■ What this task involves: Would you please copy every line below that includes the string "ComputerName"?

### Records supplied ###

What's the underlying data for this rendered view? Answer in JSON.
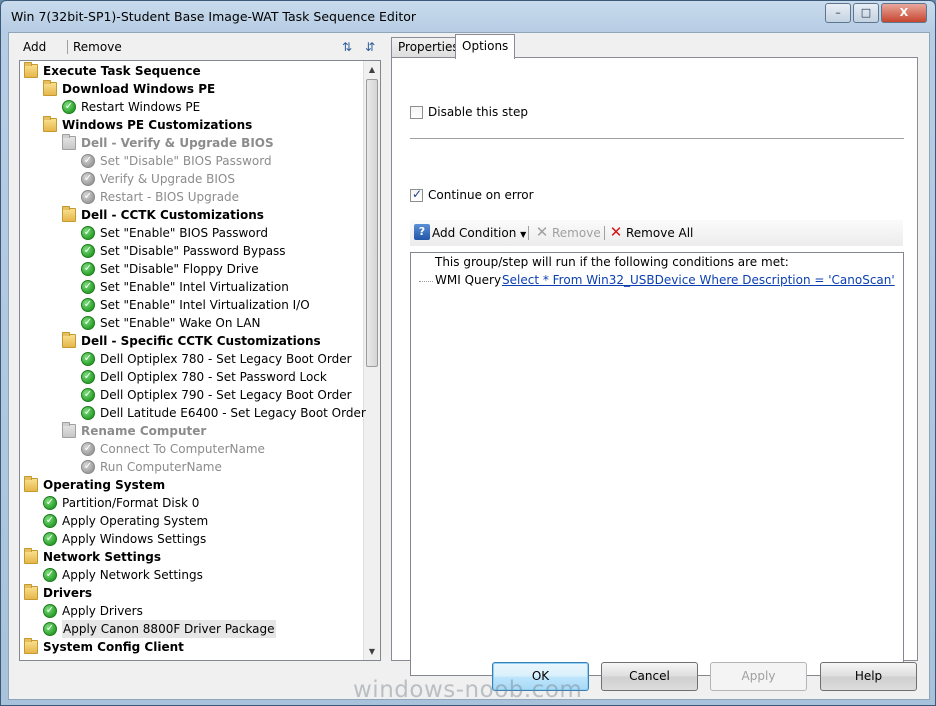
{
  "window": {
    "title": "Win 7(32bit-SP1)-Student Base Image-WAT Task Sequence Editor",
    "minimize": "–",
    "maximize": "□",
    "close": "X"
  },
  "toolbar": {
    "add_label": "Add",
    "remove_label": "Remove"
  },
  "tree": [
    {
      "label": "Execute Task Sequence",
      "type": "folder",
      "level": 0,
      "bold": true,
      "disabled": false
    },
    {
      "label": "Download Windows PE",
      "type": "folder",
      "level": 1,
      "bold": true,
      "disabled": false
    },
    {
      "label": "Restart Windows PE",
      "type": "check",
      "level": 2,
      "bold": false,
      "disabled": false
    },
    {
      "label": "Windows PE Customizations",
      "type": "folder",
      "level": 1,
      "bold": true,
      "disabled": false
    },
    {
      "label": "Dell - Verify & Upgrade BIOS",
      "type": "folder",
      "level": 2,
      "bold": true,
      "disabled": true
    },
    {
      "label": "Set \"Disable\" BIOS Password",
      "type": "check",
      "level": 3,
      "bold": false,
      "disabled": true
    },
    {
      "label": "Verify & Upgrade BIOS",
      "type": "check",
      "level": 3,
      "bold": false,
      "disabled": true
    },
    {
      "label": "Restart - BIOS Upgrade",
      "type": "check",
      "level": 3,
      "bold": false,
      "disabled": true
    },
    {
      "label": "Dell - CCTK Customizations",
      "type": "folder",
      "level": 2,
      "bold": true,
      "disabled": false
    },
    {
      "label": "Set \"Enable\" BIOS Password",
      "type": "check",
      "level": 3,
      "bold": false,
      "disabled": false
    },
    {
      "label": "Set \"Disable\" Password Bypass",
      "type": "check",
      "level": 3,
      "bold": false,
      "disabled": false
    },
    {
      "label": "Set \"Disable\" Floppy Drive",
      "type": "check",
      "level": 3,
      "bold": false,
      "disabled": false
    },
    {
      "label": "Set \"Enable\" Intel Virtualization",
      "type": "check",
      "level": 3,
      "bold": false,
      "disabled": false
    },
    {
      "label": "Set \"Enable\" Intel Virtualization I/O",
      "type": "check",
      "level": 3,
      "bold": false,
      "disabled": false
    },
    {
      "label": "Set \"Enable\" Wake On LAN",
      "type": "check",
      "level": 3,
      "bold": false,
      "disabled": false
    },
    {
      "label": "Dell  - Specific CCTK Customizations",
      "type": "folder",
      "level": 2,
      "bold": true,
      "disabled": false
    },
    {
      "label": "Dell Optiplex 780 - Set Legacy Boot Order",
      "type": "check",
      "level": 3,
      "bold": false,
      "disabled": false
    },
    {
      "label": "Dell Optiplex 780 - Set Password Lock",
      "type": "check",
      "level": 3,
      "bold": false,
      "disabled": false
    },
    {
      "label": "Dell Optiplex 790 - Set Legacy Boot Order",
      "type": "check",
      "level": 3,
      "bold": false,
      "disabled": false
    },
    {
      "label": "Dell Latitude E6400 - Set Legacy Boot Order",
      "type": "check",
      "level": 3,
      "bold": false,
      "disabled": false
    },
    {
      "label": "Rename Computer",
      "type": "folder",
      "level": 2,
      "bold": true,
      "disabled": true
    },
    {
      "label": "Connect To ComputerName",
      "type": "check",
      "level": 3,
      "bold": false,
      "disabled": true
    },
    {
      "label": "Run ComputerName",
      "type": "check",
      "level": 3,
      "bold": false,
      "disabled": true
    },
    {
      "label": "Operating System",
      "type": "folder",
      "level": 0,
      "bold": true,
      "disabled": false
    },
    {
      "label": "Partition/Format Disk 0",
      "type": "check",
      "level": 1,
      "bold": false,
      "disabled": false
    },
    {
      "label": "Apply Operating System",
      "type": "check",
      "level": 1,
      "bold": false,
      "disabled": false
    },
    {
      "label": "Apply Windows Settings",
      "type": "check",
      "level": 1,
      "bold": false,
      "disabled": false
    },
    {
      "label": "Network Settings",
      "type": "folder",
      "level": 0,
      "bold": true,
      "disabled": false
    },
    {
      "label": "Apply Network Settings",
      "type": "check",
      "level": 1,
      "bold": false,
      "disabled": false
    },
    {
      "label": "Drivers",
      "type": "folder",
      "level": 0,
      "bold": true,
      "disabled": false
    },
    {
      "label": "Apply Drivers",
      "type": "check",
      "level": 1,
      "bold": false,
      "disabled": false
    },
    {
      "label": "Apply Canon 8800F Driver Package",
      "type": "check",
      "level": 1,
      "bold": false,
      "disabled": false,
      "selected": true
    },
    {
      "label": "System Config Client",
      "type": "folder",
      "level": 0,
      "bold": true,
      "disabled": false
    }
  ],
  "tabs": {
    "properties": "Properties",
    "options": "Options"
  },
  "options": {
    "disable_step_label": "Disable this step",
    "disable_step_checked": false,
    "continue_on_error_label": "Continue on error",
    "continue_on_error_checked": true,
    "add_condition_label": "Add Condition",
    "remove_label": "Remove",
    "remove_all_label": "Remove All",
    "conditions_header": "This group/step will run if the following conditions are met:",
    "condition_type": "WMI Query",
    "condition_query": "Select * From Win32_USBDevice Where Description = 'CanoScan'"
  },
  "buttons": {
    "ok": "OK",
    "cancel": "Cancel",
    "apply": "Apply",
    "help": "Help"
  },
  "watermark": "windows-noob.com",
  "colors": {
    "titlebar": "#b7cde4",
    "check_green": "#2aa12a",
    "folder_yellow": "#e6b64a",
    "link_blue": "#0b3fb0",
    "remove_red": "#d01818"
  }
}
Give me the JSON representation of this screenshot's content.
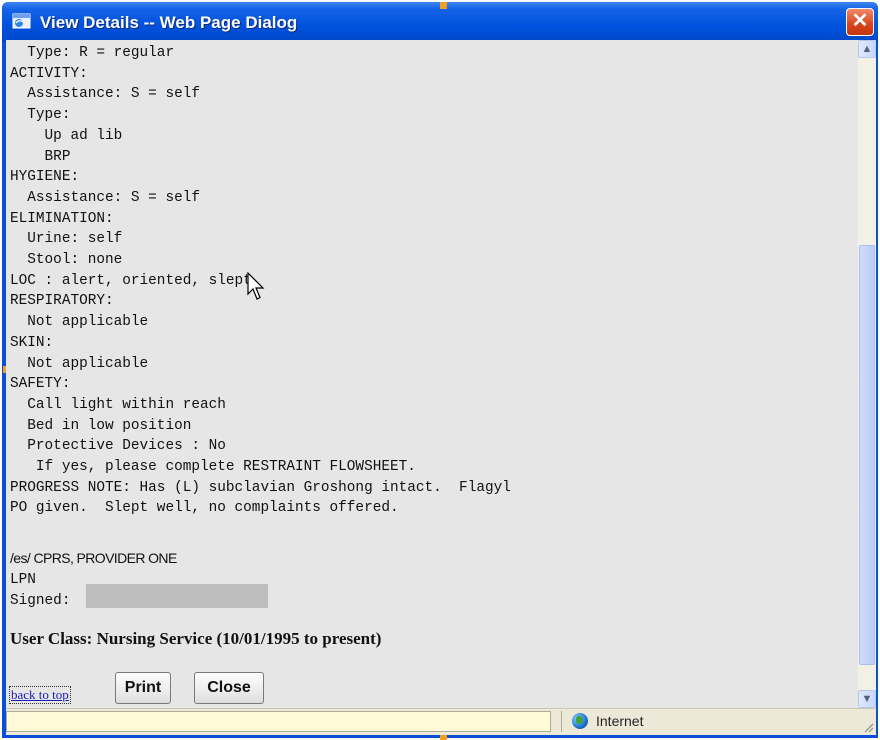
{
  "window": {
    "title": "View Details -- Web Page Dialog",
    "close_label": "✕"
  },
  "note": {
    "text": "  Type: R = regular\nACTIVITY:\n  Assistance: S = self\n  Type:\n    Up ad lib\n    BRP\nHYGIENE:\n  Assistance: S = self\nELIMINATION:\n  Urine: self\n  Stool: none\nLOC : alert, oriented, slept\nRESPIRATORY:\n  Not applicable\nSKIN:\n  Not applicable\nSAFETY:\n  Call light within reach\n  Bed in low position\n  Protective Devices : No\n   If yes, please complete RESTRAINT FLOWSHEET.\nPROGRESS NOTE: Has (L) subclavian Groshong intact.  Flagyl\nPO given.  Slept well, no complaints offered.",
    "signature": "/es/ CPRS, PROVIDER ONE",
    "role": "LPN",
    "signed_label": "Signed:",
    "user_class": "User Class: Nursing Service (10/01/1995 to present)"
  },
  "footer": {
    "back_to_top": "back to top",
    "print_label": "Print",
    "close_label": "Close"
  },
  "status": {
    "zone": "Internet"
  }
}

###

■ The answer:
      "label": "Connect To ComputerName",
      "label": "Run ComputerName",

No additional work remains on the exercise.